As we pass the inlet, we see that it is even rather calm off-shore. How nice. The sailboat is just inside the inlet entrance.
This is what St Augustine looks like from the water:
Once docked, this is what our view off our stern was. Tourboat was included:
We spent our first full day sightseeing. We walked around town, and explored the Castillo de San Marcos Fort:
(Incidently, we happened to be there on Veterans Day so it was FREE admission- woohoo!)
We also went to visit the William Warden winter home - AKA "Warden Castle". We had to! What a place. For its time, it was enormous. Though it isnt really meaningful to go inside because it is now the "Ripley's Believe it or Not Museum".
(in case you are wondering... no, we were not there at night. I stole this picture from the St Augustine website. My pictures didnt come out at all)
This plaque, though pretty much unreadable, speaks of when and where he and his family lived there etc...
A small side note to chuckle over: when we toured St Augustine we used their trolley system to get around which included an ongoing voice guided tour from the drivers. Our driver reported that Mr William Warden and his lovely wife had 14 children...all daughters. We just gaped at eachother. All daughters? Then, where, praytell, did the other generations we know existed come from? Bruce is thinking of writing them a short but polite note. Just a reminder: don't believe everything you hear on tour buses.
We also climbed to the top of the St. Augustine Lighthouse. I had to hold on very very securely to the wall, it was crazy high! But, I did manage to let go (holding my breath) long enough to snag a picture of the view out to the ocean:
(By the way, the marina to the left is where we were docked)
I know this blog post is a bit long but there is one more really important story I have to share with you...

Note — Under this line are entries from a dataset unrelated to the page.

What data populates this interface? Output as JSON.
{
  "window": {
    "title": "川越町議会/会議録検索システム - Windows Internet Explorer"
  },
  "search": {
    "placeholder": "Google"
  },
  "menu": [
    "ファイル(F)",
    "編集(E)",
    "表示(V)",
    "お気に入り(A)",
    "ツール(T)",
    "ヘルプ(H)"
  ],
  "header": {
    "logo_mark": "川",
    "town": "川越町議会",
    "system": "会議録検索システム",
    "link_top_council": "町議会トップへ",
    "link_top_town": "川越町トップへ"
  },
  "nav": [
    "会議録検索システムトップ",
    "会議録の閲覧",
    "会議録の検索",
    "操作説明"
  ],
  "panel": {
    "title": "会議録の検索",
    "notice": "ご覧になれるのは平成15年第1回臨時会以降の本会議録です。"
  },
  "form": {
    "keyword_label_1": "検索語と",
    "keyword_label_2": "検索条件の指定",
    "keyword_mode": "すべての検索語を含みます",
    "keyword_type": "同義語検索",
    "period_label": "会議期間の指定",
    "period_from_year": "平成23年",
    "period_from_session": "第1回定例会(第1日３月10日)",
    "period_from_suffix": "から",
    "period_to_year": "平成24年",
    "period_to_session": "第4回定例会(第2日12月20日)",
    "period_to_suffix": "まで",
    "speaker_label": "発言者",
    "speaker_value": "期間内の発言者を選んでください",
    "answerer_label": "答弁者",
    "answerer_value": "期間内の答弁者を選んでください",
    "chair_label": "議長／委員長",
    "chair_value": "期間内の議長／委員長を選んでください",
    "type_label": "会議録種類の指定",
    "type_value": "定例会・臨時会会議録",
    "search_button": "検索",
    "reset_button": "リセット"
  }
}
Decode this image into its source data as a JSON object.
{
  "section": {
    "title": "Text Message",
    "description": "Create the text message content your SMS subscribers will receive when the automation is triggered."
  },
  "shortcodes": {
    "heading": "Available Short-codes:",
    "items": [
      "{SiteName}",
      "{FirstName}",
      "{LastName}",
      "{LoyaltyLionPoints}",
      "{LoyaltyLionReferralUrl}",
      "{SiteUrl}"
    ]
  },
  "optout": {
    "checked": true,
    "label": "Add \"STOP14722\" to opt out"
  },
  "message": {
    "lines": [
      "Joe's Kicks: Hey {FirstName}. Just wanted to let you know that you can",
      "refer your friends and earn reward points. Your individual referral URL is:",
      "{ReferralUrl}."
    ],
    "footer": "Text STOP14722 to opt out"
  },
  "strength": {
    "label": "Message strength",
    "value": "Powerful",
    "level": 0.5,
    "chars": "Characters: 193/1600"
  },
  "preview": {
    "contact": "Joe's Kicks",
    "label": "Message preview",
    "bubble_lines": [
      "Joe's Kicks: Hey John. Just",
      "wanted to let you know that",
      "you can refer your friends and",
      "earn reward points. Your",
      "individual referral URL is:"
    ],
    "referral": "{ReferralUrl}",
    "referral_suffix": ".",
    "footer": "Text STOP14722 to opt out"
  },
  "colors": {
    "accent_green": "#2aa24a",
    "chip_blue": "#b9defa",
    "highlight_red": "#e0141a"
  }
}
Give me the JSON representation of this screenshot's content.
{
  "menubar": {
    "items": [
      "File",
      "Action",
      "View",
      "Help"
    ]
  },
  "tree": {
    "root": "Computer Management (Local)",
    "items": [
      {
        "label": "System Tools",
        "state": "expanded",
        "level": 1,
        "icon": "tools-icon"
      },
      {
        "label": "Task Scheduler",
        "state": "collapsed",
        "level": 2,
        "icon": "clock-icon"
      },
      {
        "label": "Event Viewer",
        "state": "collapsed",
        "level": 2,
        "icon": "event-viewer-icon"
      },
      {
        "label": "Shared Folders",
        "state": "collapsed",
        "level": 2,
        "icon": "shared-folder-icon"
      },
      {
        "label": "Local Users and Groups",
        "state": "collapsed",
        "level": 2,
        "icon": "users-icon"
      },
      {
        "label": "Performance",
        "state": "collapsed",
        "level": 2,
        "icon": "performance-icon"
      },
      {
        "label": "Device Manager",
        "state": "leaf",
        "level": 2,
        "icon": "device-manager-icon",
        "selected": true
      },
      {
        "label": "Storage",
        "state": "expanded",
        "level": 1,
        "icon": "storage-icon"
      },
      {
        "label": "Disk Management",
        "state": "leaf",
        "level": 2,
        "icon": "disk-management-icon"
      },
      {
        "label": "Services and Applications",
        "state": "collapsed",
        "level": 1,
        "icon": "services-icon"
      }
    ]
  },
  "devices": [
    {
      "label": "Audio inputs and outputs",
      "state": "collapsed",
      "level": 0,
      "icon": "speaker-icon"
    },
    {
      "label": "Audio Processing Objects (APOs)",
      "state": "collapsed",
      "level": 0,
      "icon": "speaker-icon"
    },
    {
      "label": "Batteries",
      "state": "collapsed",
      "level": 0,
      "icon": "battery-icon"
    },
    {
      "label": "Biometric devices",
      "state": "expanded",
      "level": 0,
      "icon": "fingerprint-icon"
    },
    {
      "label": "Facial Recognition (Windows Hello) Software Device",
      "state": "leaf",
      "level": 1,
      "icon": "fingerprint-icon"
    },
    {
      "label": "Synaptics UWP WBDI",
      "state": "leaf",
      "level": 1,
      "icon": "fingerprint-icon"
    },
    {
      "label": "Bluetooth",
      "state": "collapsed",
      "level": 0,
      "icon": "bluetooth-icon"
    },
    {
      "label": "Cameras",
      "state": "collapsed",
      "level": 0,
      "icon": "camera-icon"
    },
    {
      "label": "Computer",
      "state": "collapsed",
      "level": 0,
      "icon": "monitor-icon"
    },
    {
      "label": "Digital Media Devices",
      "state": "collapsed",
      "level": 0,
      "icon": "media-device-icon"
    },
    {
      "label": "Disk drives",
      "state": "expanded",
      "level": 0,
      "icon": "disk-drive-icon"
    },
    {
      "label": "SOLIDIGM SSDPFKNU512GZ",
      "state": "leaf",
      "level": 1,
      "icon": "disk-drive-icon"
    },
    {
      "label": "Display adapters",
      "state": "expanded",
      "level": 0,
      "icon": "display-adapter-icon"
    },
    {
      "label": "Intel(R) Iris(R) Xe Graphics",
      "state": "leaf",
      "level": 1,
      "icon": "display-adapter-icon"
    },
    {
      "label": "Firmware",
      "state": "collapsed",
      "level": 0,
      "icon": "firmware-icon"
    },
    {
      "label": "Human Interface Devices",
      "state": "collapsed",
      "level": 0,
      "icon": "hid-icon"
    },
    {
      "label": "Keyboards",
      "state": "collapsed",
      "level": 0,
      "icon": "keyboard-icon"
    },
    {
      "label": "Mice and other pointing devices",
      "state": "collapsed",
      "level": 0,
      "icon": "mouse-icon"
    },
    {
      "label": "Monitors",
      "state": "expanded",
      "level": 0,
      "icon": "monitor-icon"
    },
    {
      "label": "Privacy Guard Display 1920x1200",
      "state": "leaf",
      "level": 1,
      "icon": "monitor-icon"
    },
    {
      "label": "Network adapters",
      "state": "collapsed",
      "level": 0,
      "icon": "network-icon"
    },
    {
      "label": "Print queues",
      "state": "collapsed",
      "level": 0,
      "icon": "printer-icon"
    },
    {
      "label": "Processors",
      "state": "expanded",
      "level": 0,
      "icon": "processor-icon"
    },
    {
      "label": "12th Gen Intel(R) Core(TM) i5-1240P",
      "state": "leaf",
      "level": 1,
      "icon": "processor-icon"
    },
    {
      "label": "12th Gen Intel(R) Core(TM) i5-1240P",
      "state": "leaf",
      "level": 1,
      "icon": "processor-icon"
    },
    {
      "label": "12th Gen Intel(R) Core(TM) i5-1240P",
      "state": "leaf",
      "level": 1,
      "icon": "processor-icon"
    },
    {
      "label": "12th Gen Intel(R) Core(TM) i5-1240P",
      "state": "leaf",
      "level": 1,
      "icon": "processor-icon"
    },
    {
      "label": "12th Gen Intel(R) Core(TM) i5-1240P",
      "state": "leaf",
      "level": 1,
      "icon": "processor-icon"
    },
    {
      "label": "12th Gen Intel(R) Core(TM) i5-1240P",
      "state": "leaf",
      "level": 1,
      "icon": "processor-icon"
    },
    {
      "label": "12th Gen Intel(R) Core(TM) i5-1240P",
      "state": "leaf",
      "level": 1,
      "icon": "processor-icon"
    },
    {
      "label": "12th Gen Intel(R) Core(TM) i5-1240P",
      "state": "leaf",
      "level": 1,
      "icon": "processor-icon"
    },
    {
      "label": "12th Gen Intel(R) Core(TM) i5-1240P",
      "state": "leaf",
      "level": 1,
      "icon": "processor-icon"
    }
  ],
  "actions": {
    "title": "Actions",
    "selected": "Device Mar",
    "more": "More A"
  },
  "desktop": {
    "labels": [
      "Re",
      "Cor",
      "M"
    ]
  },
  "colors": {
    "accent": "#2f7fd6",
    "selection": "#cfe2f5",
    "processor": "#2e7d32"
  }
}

So... our original plan was to stay in St. Augustine for 3 full days to explore and have fun. It's a very cool place. As it turned out, it was the PERFECT interval to have chosen under the circumstances of the time, but not for the reasons you might expect. You see, after our lovely day sightseeing, the weather changed - to say the least! By evening on that first day, the winds had picked up to 35 knots sustained and were gusting to 50 knots. That, my friends, is a LOT of wind. In addition to that, the direction of the wind was such that we were on the most exposed section of the marina. For about 36 hours we were pounded into our face dock. The wind came at us from our port stern quarter. Every 2 hours or so the first night, we had to start engines and engage our bow thrusters to push away from the dock to reposition our fenders. Those poor fenders were being battered about in all directions. The wave action was enormous and was rising and lowering the boat so much that the fenders kept either popping under the lip of the floating docks and stressing the rails from which they hung or popping up over the dock uselessly. What a night! Fortunately, by midday the next day things had calmed somewhat so we no longer had to reposition the fenders. Nonetheless, we did not feel comfortable leaving the boat at all. We remained alert and attentive to weather and weather alone.
Thankfully, as our 4th day approached, our originally planned leaving day, about 3am, the wind finally quit and we knew we could be on our way come morning. The washing machine ride was over. We were very lucky. All we suffered was some seriously abused fenders and a few more grey hairs. Alas, one of those fenders did not survive the abuse. It will not hold air anymore. Oh well..... a worthy sacrifice.